▶ **TASK DIRECTIONS**
Some lines hold the string "BinarySearchTree". Copy all of them from the material that follows.

*-*-*

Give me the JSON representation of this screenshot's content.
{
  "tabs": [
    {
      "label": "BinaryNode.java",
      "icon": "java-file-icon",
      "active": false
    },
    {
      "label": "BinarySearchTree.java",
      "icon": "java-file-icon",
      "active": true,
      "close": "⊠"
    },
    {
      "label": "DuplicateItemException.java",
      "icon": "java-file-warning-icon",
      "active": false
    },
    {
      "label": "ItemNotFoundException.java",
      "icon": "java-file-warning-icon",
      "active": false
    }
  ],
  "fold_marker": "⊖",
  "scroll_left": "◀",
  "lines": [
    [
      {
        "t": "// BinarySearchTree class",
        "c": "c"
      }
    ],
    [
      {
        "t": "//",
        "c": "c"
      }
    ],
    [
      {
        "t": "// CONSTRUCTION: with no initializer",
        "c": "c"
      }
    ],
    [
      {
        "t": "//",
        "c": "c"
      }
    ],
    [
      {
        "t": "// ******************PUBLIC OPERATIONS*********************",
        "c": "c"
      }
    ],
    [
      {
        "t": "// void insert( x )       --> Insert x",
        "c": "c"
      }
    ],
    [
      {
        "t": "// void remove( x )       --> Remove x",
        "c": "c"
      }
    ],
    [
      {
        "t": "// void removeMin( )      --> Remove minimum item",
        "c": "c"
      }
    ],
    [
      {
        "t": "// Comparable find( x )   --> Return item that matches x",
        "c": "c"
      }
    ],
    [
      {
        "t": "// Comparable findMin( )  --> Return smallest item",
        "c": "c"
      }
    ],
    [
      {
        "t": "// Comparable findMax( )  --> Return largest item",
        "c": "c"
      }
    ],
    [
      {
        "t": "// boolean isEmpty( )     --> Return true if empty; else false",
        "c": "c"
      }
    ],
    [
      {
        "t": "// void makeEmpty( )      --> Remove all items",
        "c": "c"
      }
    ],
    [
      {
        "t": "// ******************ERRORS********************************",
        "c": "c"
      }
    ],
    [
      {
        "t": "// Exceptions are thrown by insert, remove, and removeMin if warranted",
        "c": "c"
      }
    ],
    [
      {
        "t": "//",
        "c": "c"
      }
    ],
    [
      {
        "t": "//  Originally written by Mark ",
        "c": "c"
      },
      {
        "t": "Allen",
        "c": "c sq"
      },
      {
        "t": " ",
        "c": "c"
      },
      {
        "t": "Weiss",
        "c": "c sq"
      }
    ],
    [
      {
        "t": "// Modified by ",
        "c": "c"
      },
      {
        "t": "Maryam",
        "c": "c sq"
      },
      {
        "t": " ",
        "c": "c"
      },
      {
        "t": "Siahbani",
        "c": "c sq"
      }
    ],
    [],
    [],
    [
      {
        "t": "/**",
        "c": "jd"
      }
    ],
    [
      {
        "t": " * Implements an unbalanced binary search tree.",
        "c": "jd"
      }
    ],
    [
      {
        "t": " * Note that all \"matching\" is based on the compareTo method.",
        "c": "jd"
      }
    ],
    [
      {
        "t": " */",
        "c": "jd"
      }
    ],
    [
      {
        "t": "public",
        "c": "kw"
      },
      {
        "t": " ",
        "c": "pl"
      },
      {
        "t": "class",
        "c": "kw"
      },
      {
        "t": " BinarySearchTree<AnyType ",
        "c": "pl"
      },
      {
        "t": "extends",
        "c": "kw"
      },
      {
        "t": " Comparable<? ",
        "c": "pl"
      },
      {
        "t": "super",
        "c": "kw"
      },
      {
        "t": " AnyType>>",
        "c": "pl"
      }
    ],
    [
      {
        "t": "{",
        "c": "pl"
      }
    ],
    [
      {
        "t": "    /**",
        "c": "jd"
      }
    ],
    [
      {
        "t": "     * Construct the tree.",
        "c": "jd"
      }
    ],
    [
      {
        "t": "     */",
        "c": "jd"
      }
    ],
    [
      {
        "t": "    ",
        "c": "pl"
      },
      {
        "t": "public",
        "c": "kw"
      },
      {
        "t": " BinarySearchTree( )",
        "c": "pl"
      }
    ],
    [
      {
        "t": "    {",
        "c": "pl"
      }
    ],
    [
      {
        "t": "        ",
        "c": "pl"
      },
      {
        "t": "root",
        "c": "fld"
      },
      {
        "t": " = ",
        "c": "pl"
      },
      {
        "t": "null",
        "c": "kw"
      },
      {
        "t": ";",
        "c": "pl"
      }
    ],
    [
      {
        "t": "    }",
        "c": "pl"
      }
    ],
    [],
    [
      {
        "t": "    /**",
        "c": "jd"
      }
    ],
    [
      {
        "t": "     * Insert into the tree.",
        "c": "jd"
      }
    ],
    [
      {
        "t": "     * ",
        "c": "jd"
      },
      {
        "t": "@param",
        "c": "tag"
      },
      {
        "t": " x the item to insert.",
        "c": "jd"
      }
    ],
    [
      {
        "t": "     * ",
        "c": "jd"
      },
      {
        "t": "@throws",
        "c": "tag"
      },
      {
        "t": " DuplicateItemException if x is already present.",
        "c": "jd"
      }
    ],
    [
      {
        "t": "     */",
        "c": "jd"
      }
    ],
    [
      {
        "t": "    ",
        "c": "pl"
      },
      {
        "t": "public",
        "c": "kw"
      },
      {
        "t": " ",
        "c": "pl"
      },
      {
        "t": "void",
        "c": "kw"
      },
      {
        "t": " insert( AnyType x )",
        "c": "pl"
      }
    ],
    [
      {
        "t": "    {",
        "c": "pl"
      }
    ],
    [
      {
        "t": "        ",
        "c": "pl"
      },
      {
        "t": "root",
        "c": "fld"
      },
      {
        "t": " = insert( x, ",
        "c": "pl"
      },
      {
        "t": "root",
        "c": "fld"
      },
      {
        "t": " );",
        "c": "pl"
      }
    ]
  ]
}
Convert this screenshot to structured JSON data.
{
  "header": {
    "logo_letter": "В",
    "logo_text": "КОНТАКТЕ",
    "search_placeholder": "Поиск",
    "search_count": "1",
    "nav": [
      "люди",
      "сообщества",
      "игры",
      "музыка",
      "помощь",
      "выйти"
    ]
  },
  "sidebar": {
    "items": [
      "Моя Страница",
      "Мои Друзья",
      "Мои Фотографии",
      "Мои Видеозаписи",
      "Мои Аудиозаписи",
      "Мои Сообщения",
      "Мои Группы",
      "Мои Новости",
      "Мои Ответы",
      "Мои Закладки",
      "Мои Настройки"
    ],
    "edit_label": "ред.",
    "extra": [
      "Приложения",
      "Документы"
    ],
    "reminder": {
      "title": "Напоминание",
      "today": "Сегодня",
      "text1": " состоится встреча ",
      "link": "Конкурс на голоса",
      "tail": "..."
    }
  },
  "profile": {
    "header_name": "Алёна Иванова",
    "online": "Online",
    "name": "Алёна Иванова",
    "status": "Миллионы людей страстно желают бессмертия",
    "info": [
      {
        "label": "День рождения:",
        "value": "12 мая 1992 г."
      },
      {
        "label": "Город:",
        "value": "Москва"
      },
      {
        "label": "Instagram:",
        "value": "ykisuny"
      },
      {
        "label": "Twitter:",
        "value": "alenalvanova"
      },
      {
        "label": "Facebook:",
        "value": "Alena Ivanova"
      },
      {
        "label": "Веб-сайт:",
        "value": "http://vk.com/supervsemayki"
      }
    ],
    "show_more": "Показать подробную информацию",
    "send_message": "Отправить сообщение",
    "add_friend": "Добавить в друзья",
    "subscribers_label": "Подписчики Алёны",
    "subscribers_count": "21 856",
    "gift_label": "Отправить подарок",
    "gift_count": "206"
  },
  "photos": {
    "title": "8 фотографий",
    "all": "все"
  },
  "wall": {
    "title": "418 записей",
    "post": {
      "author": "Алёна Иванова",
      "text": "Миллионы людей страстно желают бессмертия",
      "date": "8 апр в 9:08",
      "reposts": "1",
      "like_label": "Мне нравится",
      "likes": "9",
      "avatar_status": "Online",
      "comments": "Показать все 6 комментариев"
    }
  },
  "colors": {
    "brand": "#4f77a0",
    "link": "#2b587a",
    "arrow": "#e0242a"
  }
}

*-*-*

▶ **EXERCISE SOLUTION**
      "label": "BinarySearchTree.java",
        "t": "// BinarySearchTree class",
        "t": " BinarySearchTree<AnyType ",
        "t": " BinarySearchTree( )",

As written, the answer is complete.